• [Action item]
The exercise asks for every line of the data to be reproduced exactly.

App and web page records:
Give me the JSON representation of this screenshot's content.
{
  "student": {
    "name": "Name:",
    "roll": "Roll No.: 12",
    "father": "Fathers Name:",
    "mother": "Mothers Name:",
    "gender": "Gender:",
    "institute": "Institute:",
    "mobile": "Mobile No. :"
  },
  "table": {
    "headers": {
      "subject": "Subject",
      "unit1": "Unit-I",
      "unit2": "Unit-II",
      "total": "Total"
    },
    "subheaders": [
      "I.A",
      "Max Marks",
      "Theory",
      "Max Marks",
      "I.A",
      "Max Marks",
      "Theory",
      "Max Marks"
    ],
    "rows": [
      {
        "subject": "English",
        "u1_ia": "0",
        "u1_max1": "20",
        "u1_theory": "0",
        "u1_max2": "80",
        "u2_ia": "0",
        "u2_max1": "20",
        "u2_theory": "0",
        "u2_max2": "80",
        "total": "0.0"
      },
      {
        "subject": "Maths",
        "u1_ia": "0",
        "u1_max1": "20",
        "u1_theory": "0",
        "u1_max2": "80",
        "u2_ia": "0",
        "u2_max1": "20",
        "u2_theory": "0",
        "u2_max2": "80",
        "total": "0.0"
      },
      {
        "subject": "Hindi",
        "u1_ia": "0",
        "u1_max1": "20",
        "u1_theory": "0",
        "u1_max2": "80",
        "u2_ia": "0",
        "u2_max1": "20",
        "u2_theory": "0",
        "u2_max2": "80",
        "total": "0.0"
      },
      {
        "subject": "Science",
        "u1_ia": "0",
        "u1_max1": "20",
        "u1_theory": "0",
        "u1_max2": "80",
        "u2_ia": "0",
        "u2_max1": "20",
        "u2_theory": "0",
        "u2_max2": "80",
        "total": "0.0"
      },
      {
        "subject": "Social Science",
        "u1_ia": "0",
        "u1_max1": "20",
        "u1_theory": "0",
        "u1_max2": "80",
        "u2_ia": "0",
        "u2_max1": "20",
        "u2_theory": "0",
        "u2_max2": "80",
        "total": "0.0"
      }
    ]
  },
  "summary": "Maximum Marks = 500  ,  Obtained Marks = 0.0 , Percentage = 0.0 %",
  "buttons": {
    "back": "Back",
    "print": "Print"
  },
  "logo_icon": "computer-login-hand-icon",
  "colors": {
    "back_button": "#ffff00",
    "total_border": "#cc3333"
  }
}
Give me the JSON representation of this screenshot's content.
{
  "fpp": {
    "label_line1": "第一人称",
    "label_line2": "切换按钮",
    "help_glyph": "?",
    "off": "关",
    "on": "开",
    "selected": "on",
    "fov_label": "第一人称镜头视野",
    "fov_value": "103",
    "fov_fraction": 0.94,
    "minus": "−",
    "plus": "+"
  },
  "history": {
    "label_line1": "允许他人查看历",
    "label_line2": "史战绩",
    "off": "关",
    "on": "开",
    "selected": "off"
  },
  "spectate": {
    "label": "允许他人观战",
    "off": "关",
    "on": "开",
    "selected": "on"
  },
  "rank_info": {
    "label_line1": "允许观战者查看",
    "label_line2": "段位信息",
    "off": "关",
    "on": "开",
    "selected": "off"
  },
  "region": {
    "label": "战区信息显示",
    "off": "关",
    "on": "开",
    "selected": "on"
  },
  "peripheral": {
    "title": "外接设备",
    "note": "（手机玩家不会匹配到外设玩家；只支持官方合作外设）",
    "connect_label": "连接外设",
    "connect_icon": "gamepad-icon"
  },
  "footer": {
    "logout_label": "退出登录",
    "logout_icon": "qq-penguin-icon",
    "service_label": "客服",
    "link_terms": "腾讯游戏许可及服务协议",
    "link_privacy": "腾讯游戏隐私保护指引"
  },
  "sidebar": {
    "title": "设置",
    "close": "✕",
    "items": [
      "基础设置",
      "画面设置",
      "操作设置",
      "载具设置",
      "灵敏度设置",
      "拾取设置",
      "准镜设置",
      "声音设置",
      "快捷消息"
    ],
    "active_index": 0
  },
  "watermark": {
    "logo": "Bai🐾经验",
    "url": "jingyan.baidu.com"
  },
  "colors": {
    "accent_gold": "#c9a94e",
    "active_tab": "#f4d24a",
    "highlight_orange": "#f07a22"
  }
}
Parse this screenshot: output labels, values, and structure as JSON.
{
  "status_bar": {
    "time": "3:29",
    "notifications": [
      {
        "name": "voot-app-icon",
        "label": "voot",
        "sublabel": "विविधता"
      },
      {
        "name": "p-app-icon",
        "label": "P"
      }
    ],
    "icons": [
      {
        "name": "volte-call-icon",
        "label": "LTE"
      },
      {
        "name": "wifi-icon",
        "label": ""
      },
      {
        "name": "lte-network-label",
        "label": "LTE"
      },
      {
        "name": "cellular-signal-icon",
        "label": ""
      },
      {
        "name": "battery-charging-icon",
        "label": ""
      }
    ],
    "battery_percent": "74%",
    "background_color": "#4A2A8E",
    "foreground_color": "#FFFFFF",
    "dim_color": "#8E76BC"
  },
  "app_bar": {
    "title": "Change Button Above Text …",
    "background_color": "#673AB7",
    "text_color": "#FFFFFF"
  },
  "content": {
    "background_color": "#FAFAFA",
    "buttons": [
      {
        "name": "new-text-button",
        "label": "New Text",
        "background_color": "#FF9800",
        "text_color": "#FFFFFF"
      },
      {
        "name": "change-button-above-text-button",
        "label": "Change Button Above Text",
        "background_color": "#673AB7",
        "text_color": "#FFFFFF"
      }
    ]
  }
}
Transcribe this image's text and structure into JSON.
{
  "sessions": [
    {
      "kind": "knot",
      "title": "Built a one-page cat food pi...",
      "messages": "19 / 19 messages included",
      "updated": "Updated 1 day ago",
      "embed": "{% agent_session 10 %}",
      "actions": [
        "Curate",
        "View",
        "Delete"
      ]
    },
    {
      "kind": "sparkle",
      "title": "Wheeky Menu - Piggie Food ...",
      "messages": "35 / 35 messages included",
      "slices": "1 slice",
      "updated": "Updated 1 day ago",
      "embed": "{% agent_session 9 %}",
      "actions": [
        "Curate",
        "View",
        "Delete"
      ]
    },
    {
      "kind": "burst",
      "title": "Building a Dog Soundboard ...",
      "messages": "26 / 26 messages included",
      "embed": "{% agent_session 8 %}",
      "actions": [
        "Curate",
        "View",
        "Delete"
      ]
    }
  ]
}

• [Exercise result]
Give me the JSON representation of this screenshot's content.
{
  "student": {
    "name": "Name:",
    "roll": "Roll No.: 12",
    "father": "Fathers Name:",
    "mother": "Mothers Name:",
    "gender": "Gender:",
    "institute": "Institute:",
    "mobile": "Mobile No. :"
  },
  "table": {
    "headers": {
      "subject": "Subject",
      "unit1": "Unit-I",
      "unit2": "Unit-II",
      "total": "Total"
    },
    "subheaders": [
      "I.A",
      "Max Marks",
      "Theory",
      "Max Marks",
      "I.A",
      "Max Marks",
      "Theory",
      "Max Marks"
    ],
    "rows": [
      {
        "subject": "English",
        "u1_ia": "0",
        "u1_max1": "20",
        "u1_theory": "0",
        "u1_max2": "80",
        "u2_ia": "0",
        "u2_max1": "20",
        "u2_theory": "0",
        "u2_max2": "80",
        "total": "0.0"
      },
      {
        "subject": "Maths",
        "u1_ia": "0",
        "u1_max1": "20",
        "u1_theory": "0",
        "u1_max2": "80",
        "u2_ia": "0",
        "u2_max1": "20",
        "u2_theory": "0",
        "u2_max2": "80",
        "total": "0.0"
      },
      {
        "subject": "Hindi",
        "u1_ia": "0",
        "u1_max1": "20",
        "u1_theory": "0",
        "u1_max2": "80",
        "u2_ia": "0",
        "u2_max1": "20",
        "u2_theory": "0",
        "u2_max2": "80",
        "total": "0.0"
      },
      {
        "subject": "Science",
        "u1_ia": "0",
        "u1_max1": "20",
        "u1_theory": "0",
        "u1_max2": "80",
        "u2_ia": "0",
        "u2_max1": "20",
        "u2_theory": "0",
        "u2_max2": "80",
        "total": "0.0"
      },
      {
        "subject": "Social Science",
        "u1_ia": "0",
        "u1_max1": "20",
        "u1_theory": "0",
        "u1_max2": "80",
        "u2_ia": "0",
        "u2_max1": "20",
        "u2_theory": "0",
        "u2_max2": "80",
        "total": "0.0"
      }
    ]
  },
  "summary": "Maximum Marks = 500  ,  Obtained Marks = 0.0 , Percentage = 0.0 %",
  "buttons": {
    "back": "Back",
    "print": "Print"
  },
  "logo_icon": "computer-login-hand-icon",
  "colors": {
    "back_button": "#ffff00",
    "total_border": "#cc3333"
  }
}
Give me the JSON representation of this screenshot's content.
{
  "fpp": {
    "label_line1": "第一人称",
    "label_line2": "切换按钮",
    "help_glyph": "?",
    "off": "关",
    "on": "开",
    "selected": "on",
    "fov_label": "第一人称镜头视野",
    "fov_value": "103",
    "fov_fraction": 0.94,
    "minus": "−",
    "plus": "+"
  },
  "history": {
    "label_line1": "允许他人查看历",
    "label_line2": "史战绩",
    "off": "关",
    "on": "开",
    "selected": "off"
  },
  "spectate": {
    "label": "允许他人观战",
    "off": "关",
    "on": "开",
    "selected": "on"
  },
  "rank_info": {
    "label_line1": "允许观战者查看",
    "label_line2": "段位信息",
    "off": "关",
    "on": "开",
    "selected": "off"
  },
  "region": {
    "label": "战区信息显示",
    "off": "关",
    "on": "开",
    "selected": "on"
  },
  "peripheral": {
    "title": "外接设备",
    "note": "（手机玩家不会匹配到外设玩家；只支持官方合作外设）",
    "connect_label": "连接外设",
    "connect_icon": "gamepad-icon"
  },
  "footer": {
    "logout_label": "退出登录",
    "logout_icon": "qq-penguin-icon",
    "service_label": "客服",
    "link_terms": "腾讯游戏许可及服务协议",
    "link_privacy": "腾讯游戏隐私保护指引"
  },
  "sidebar": {
    "title": "设置",
    "close": "✕",
    "items": [
      "基础设置",
      "画面设置",
      "操作设置",
      "载具设置",
      "灵敏度设置",
      "拾取设置",
      "准镜设置",
      "声音设置",
      "快捷消息"
    ],
    "active_index": 0
  },
  "watermark": {
    "logo": "Bai🐾经验",
    "url": "jingyan.baidu.com"
  },
  "colors": {
    "accent_gold": "#c9a94e",
    "active_tab": "#f4d24a",
    "highlight_orange": "#f07a22"
  }
}
Parse this screenshot: output labels, values, and structure as JSON.
{
  "status_bar": {
    "time": "3:29",
    "notifications": [
      {
        "name": "voot-app-icon",
        "label": "voot",
        "sublabel": "विविधता"
      },
      {
        "name": "p-app-icon",
        "label": "P"
      }
    ],
    "icons": [
      {
        "name": "volte-call-icon",
        "label": "LTE"
      },
      {
        "name": "wifi-icon",
        "label": ""
      },
      {
        "name": "lte-network-label",
        "label": "LTE"
      },
      {
        "name": "cellular-signal-icon",
        "label": ""
      },
      {
        "name": "battery-charging-icon",
        "label": ""
      }
    ],
    "battery_percent": "74%",
    "background_color": "#4A2A8E",
    "foreground_color": "#FFFFFF",
    "dim_color": "#8E76BC"
  },
  "app_bar": {
    "title": "Change Button Above Text …",
    "background_color": "#673AB7",
    "text_color": "#FFFFFF"
  },
  "content": {
    "background_color": "#FAFAFA",
    "buttons": [
      {
        "name": "new-text-button",
        "label": "New Text",
        "background_color": "#FF9800",
        "text_color": "#FFFFFF"
      },
      {
        "name": "change-button-above-text-button",
        "label": "Change Button Above Text",
        "background_color": "#673AB7",
        "text_color": "#FFFFFF"
      }
    ]
  }
}
Transcribe this image's text and structure into JSON.
{
  "sessions": [
    {
      "kind": "knot",
      "title": "Built a one-page cat food pi...",
      "messages": "19 / 19 messages included",
      "updated": "Updated 1 day ago",
      "embed": "{% agent_session 10 %}",
      "actions": [
        "Curate",
        "View",
        "Delete"
      ]
    },
    {
      "kind": "sparkle",
      "title": "Wheeky Menu - Piggie Food ...",
      "messages": "35 / 35 messages included",
      "slices": "1 slice",
      "updated": "Updated 1 day ago",
      "embed": "{% agent_session 9 %}",
      "actions": [
        "Curate",
        "View",
        "Delete"
      ]
    },
    {
      "kind": "burst",
      "title": "Building a Dog Soundboard ...",
      "messages": "26 / 26 messages included",
      "embed": "{% agent_session 8 %}",
      "actions": [
        "Curate",
        "View",
        "Delete"
      ]
    }
  ]
}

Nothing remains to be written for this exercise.